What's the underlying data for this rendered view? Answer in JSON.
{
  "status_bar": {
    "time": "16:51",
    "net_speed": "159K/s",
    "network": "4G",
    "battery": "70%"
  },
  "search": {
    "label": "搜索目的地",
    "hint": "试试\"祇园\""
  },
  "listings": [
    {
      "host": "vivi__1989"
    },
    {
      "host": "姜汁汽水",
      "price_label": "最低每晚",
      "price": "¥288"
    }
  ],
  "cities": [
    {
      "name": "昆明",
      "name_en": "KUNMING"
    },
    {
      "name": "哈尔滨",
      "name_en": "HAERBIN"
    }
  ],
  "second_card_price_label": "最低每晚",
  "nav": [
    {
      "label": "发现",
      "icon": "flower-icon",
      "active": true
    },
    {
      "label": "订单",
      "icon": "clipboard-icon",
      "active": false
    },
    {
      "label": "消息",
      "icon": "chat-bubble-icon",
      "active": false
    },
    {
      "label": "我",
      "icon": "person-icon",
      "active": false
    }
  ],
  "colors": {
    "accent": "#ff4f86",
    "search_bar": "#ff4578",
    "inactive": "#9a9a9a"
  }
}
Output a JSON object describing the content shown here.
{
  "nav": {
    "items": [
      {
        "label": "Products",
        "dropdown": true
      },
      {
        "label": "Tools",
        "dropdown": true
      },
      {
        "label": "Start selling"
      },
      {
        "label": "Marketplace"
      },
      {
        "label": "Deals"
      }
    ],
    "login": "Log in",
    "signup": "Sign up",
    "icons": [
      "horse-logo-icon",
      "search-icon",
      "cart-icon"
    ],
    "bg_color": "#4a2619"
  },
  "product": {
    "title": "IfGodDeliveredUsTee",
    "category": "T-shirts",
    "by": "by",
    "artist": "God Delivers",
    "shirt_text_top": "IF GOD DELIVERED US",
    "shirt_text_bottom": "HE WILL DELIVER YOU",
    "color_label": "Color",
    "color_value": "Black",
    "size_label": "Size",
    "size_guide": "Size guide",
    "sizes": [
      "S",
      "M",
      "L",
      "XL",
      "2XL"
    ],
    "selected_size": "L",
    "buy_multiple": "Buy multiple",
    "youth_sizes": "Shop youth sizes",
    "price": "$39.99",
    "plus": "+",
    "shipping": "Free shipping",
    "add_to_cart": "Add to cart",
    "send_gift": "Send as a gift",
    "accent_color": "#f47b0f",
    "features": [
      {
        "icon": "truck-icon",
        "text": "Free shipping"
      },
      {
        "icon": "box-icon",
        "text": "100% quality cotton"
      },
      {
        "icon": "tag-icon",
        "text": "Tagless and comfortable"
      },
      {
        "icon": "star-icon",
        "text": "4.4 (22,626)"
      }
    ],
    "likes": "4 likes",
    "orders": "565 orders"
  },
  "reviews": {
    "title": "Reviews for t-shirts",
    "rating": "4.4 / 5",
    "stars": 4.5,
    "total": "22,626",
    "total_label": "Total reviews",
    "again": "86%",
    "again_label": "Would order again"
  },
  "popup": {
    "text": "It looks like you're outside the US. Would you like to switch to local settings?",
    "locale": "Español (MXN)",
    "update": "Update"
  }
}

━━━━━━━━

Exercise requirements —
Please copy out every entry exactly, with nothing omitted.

Exercise output —
What's the underlying data for this rendered view? Answer in JSON.
{
  "status_bar": {
    "time": "16:51",
    "net_speed": "159K/s",
    "network": "4G",
    "battery": "70%"
  },
  "search": {
    "label": "搜索目的地",
    "hint": "试试\"祇园\""
  },
  "listings": [
    {
      "host": "vivi__1989"
    },
    {
      "host": "姜汁汽水",
      "price_label": "最低每晚",
      "price": "¥288"
    }
  ],
  "cities": [
    {
      "name": "昆明",
      "name_en": "KUNMING"
    },
    {
      "name": "哈尔滨",
      "name_en": "HAERBIN"
    }
  ],
  "second_card_price_label": "最低每晚",
  "nav": [
    {
      "label": "发现",
      "icon": "flower-icon",
      "active": true
    },
    {
      "label": "订单",
      "icon": "clipboard-icon",
      "active": false
    },
    {
      "label": "消息",
      "icon": "chat-bubble-icon",
      "active": false
    },
    {
      "label": "我",
      "icon": "person-icon",
      "active": false
    }
  ],
  "colors": {
    "accent": "#ff4f86",
    "search_bar": "#ff4578",
    "inactive": "#9a9a9a"
  }
}
Output a JSON object describing the content shown here.
{
  "nav": {
    "items": [
      {
        "label": "Products",
        "dropdown": true
      },
      {
        "label": "Tools",
        "dropdown": true
      },
      {
        "label": "Start selling"
      },
      {
        "label": "Marketplace"
      },
      {
        "label": "Deals"
      }
    ],
    "login": "Log in",
    "signup": "Sign up",
    "icons": [
      "horse-logo-icon",
      "search-icon",
      "cart-icon"
    ],
    "bg_color": "#4a2619"
  },
  "product": {
    "title": "IfGodDeliveredUsTee",
    "category": "T-shirts",
    "by": "by",
    "artist": "God Delivers",
    "shirt_text_top": "IF GOD DELIVERED US",
    "shirt_text_bottom": "HE WILL DELIVER YOU",
    "color_label": "Color",
    "color_value": "Black",
    "size_label": "Size",
    "size_guide": "Size guide",
    "sizes": [
      "S",
      "M",
      "L",
      "XL",
      "2XL"
    ],
    "selected_size": "L",
    "buy_multiple": "Buy multiple",
    "youth_sizes": "Shop youth sizes",
    "price": "$39.99",
    "plus": "+",
    "shipping": "Free shipping",
    "add_to_cart": "Add to cart",
    "send_gift": "Send as a gift",
    "accent_color": "#f47b0f",
    "features": [
      {
        "icon": "truck-icon",
        "text": "Free shipping"
      },
      {
        "icon": "box-icon",
        "text": "100% quality cotton"
      },
      {
        "icon": "tag-icon",
        "text": "Tagless and comfortable"
      },
      {
        "icon": "star-icon",
        "text": "4.4 (22,626)"
      }
    ],
    "likes": "4 likes",
    "orders": "565 orders"
  },
  "reviews": {
    "title": "Reviews for t-shirts",
    "rating": "4.4 / 5",
    "stars": 4.5,
    "total": "22,626",
    "total_label": "Total reviews",
    "again": "86%",
    "again_label": "Would order again"
  },
  "popup": {
    "text": "It looks like you're outside the US. Would you like to switch to local settings?",
    "locale": "Español (MXN)",
    "update": "Update"
  }
}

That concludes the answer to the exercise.